  • Cumin Full Monograph. Natural Medicines Comprehensive Database. 08/15/2018.

  • Nigella Sativa. Memorial Sloan Kettering Cancer Center. About Herbs, Botanicals, and Other Products. August 29, 2014.

  • Jafarnejad, S., Tsang, C., Taghizadeh, M., Asemi, Z., & Keshavarz, S. A. (2018). A meta-analysis of cumin ( Cuminum cyminim L.) consumption on metabolic and anthropometric indices in overweight and type 2 diabetics. Journal of Functional Foods, 44, 313–321. DOI: 10.1016/j.jff.2018.03.026.

  • Hadi, A., Mohammadi, H., Hadi, Z., Roshanravan, N., & Kafeshani, M. (2018). Cumin (Cuminum cyminum L.) is a safe approach for management of lipid parameters: A systematic review and meta-analysis of randomized controlled trials. Phytotherapy Research, 32(11), 2146–2154. DOI: 10.1002/ptr.6162.
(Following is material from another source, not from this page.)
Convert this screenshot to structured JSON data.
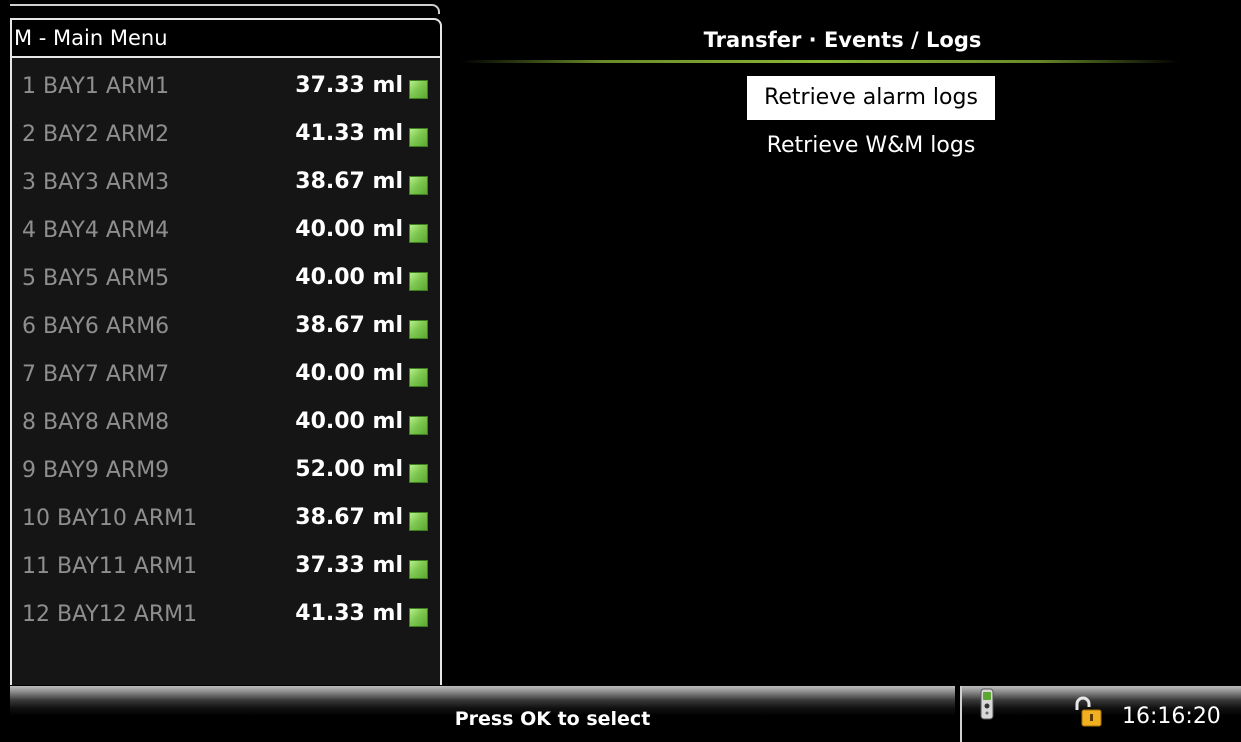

  • Zare, R., Heshmati, F., Fallahzadeh, H., & Nadjarzadeh, A. (2014). Effect of cumin powder on body composition and lipid profile in overweight and obese women. Complementary Therapies in Clinical Practice, 20(4), 297–301. DOI: 10.1016/j.ctcp.2014.10.001.